“Okay, well, do you want the shampoo that I use? It helps with the curls.”

“Uhhh, just get whatever they have in the guys’ section. You know, whatever they got there.”

Still no pink daisies and kittens for him. I get it.

But here’s the thing. I couldn’t find any separate conditioner in the “guys’ section.” So, stumped, I wandered the aisle, muttering to myself, for fifteen minutes trying to choose the most masculine bottle of conditioner I could find.

Apparently, Elder was satisfied with the sleek, red packaging I finally left with.

Success then, I would suppose.

I have to admit I have talked to myself many times during my raising of that child in the last eighteen years. But this was the first time it happened in the hair care aisle of the local Walmart.

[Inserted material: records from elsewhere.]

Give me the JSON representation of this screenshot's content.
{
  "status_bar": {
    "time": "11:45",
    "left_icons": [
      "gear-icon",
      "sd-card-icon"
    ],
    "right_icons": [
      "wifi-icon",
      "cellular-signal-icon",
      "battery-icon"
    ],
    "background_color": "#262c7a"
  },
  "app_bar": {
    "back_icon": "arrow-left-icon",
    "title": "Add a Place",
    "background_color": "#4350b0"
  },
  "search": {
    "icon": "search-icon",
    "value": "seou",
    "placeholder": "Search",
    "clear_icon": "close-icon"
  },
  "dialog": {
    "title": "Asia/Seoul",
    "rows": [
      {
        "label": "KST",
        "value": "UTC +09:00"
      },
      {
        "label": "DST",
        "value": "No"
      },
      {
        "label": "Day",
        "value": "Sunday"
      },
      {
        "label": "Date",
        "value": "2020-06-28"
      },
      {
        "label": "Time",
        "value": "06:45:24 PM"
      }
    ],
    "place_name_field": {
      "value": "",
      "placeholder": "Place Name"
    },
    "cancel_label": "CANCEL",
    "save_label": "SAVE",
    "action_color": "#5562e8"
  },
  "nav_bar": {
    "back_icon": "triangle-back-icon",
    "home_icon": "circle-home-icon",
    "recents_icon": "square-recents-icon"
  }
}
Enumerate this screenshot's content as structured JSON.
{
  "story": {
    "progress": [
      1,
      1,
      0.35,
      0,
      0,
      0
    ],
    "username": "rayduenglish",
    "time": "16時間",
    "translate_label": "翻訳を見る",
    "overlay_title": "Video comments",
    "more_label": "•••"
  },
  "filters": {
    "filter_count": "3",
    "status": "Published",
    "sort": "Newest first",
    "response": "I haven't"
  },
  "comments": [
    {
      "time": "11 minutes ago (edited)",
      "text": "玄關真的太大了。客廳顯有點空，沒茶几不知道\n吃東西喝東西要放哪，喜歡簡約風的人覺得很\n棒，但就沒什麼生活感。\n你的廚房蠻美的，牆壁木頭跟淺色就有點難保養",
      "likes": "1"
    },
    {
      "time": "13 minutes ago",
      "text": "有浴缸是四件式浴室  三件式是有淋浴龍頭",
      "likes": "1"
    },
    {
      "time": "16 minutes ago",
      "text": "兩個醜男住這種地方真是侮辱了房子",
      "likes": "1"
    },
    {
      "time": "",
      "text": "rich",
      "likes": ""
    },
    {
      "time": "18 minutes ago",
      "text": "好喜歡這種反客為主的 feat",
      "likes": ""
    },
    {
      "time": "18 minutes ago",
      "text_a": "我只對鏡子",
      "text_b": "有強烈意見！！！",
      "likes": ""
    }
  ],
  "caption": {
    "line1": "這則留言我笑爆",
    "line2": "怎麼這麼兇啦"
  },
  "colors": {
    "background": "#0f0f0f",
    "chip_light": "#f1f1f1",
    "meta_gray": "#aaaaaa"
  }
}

I may need therapy if his friend mentions hair gel.

Secret Family Recipe

Apparently, one of Younger’s friends has left our house after his overnight stays raving about my poppy seed muffins to his mother.

Which is gratifying. An ego boost, even.

Except…

Apparently, his mom offered my husband a jar of homemade blackberry jam in exchange for the recipe for my wonderfully delicious, incomparable, rave worthy muffins.

My husband accepted the jam, then told her…

“Betty Crocker.”

And that’s all I have to say about that.

A Little Culture

Well, we had another emergency last night.

Elder called from football practice to tell me that the coaches thought Younger had either suffered a concussion or heat exhaustion and dehydration. Apparently, he was confused and wobbly for a time. So, we spent several hours in the emergency room.

A CAT scan showed no sign of a concussion. The doctors said his brain looked normal.

Which was a relief in more ways than one.

Anyway, Younger was diagnosed with heat exhaustion and dehydration. They gave him some fluids, and he started improving quickly. And he is doing even better today.

But his poor mother is exhausted, so, today, you are getting an old story from 2004, when Elder would have been seven and Younger would have been four (and if you aren’t familiar with Ray Steven’s “The Streak,” I suggest you become so, as it is art, after all)…

Every now and then, I attempt to broaden the minds of my young men. You know, try and introduce a little culture. Hence, my two new Ray Stevens’ CDs.

So, settling beneath the wheel of the car, I turned up the volume and suggested that the boys, “Listen up. This is funny.” And the beautiful strands of “The Streak” blasted from the speakers.

But the boys didn’t “listen up.” Instead, they tried to analyze a song that was truly meant only to be enjoyed by the part of the brain connected to your grin.

“What is he wearing?”

“You mean he’s naked?”

“Why is he running?”

“Where is he running?”

“Who’s Ethel?”

“Does he have on his tennis shoes?”

“What about his socks?”

“Do people really do this?”

Why?”

“Mom, what’s a ‘shameless hussy’?”

And I gave up. Trust me, silliness loses some of its purity when filtered through a hundred questions.

But now Elder asks to hear the song about the guy running around “nekid.”

And there’s that culture I was talking about.